There are two sides to every story, as the saying goes. This is not usually true in the real world, but legal disputes are not like the real world. There are two sides in a lawsuit, each telling a different story. A plaintiff alleging sexual harassment will tell a story about misconduct in the workplace. The defendant’s story might include a denial that those events actually happened. At Phillips & Associates, our attorneys’ concern is making certain that our clients’ stories have evidence behind them. Asserting a claim for sexual harassment without enough evidence could result in the dismissal of one’s claims. It could also lead to liability for defamation, although this is a difficult claim to prove. A New York City federal court recently dismissed a defamation lawsuit filed by a former hedge fund manager accused of sexual harassment. The lawsuit targeted an online publication, not any of his accusers, but it illustrates how these two areas of law often intersect.
Employment statutes like the New York City Human Rights Law (NYCHRL) prohibit discrimination on the basis of sex, including sexual harassment. A sexual harassment complaint filed in court must include enough factual allegations to support a claim under the NYCHRL or another antidiscrimination law. The plaintiff will have the opportunity to tell their story as the case progresses, and the defendant will be able to present their version of events.

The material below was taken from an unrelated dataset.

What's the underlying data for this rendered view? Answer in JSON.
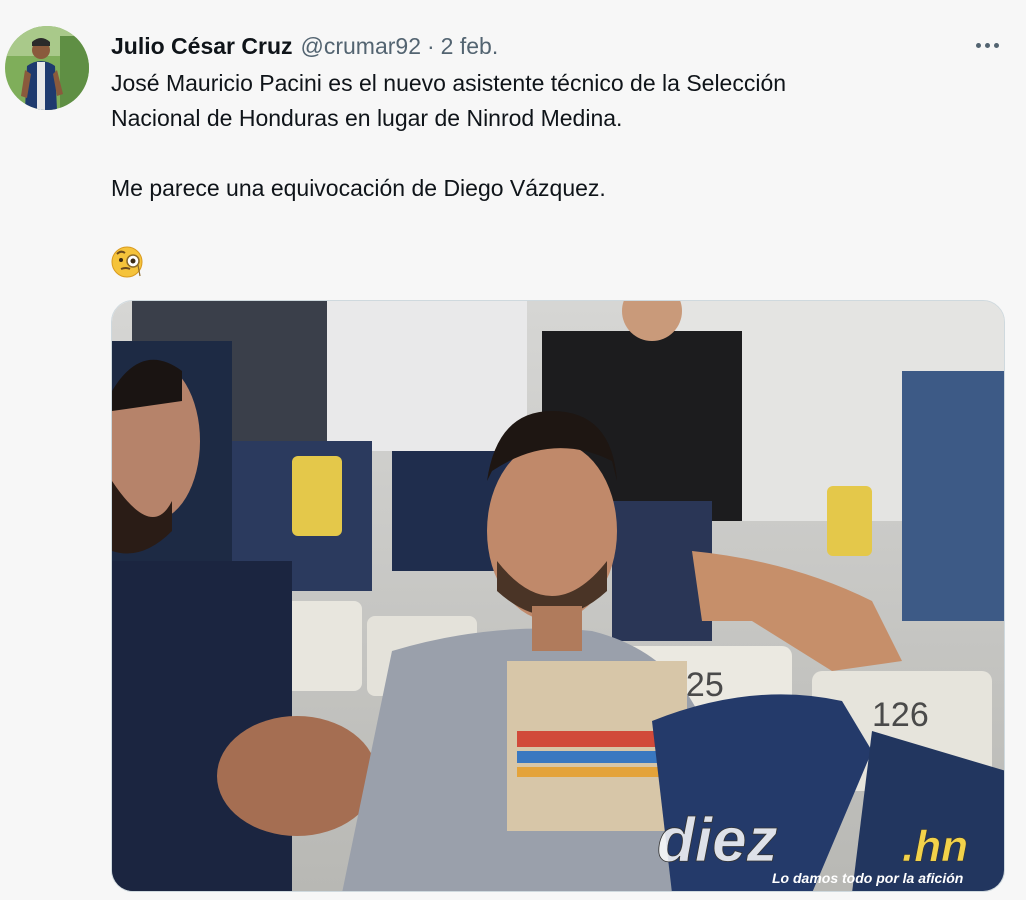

“Defamation” is a broad legal term that covers spoken false statements (slander) and written false statements (libel). Courts in the U.S. set a high bar for anyone alleging defamation. A defamation claim in New York requires proof, among other elements, that the statement in question was false and that it was made without any sort of legal privilege.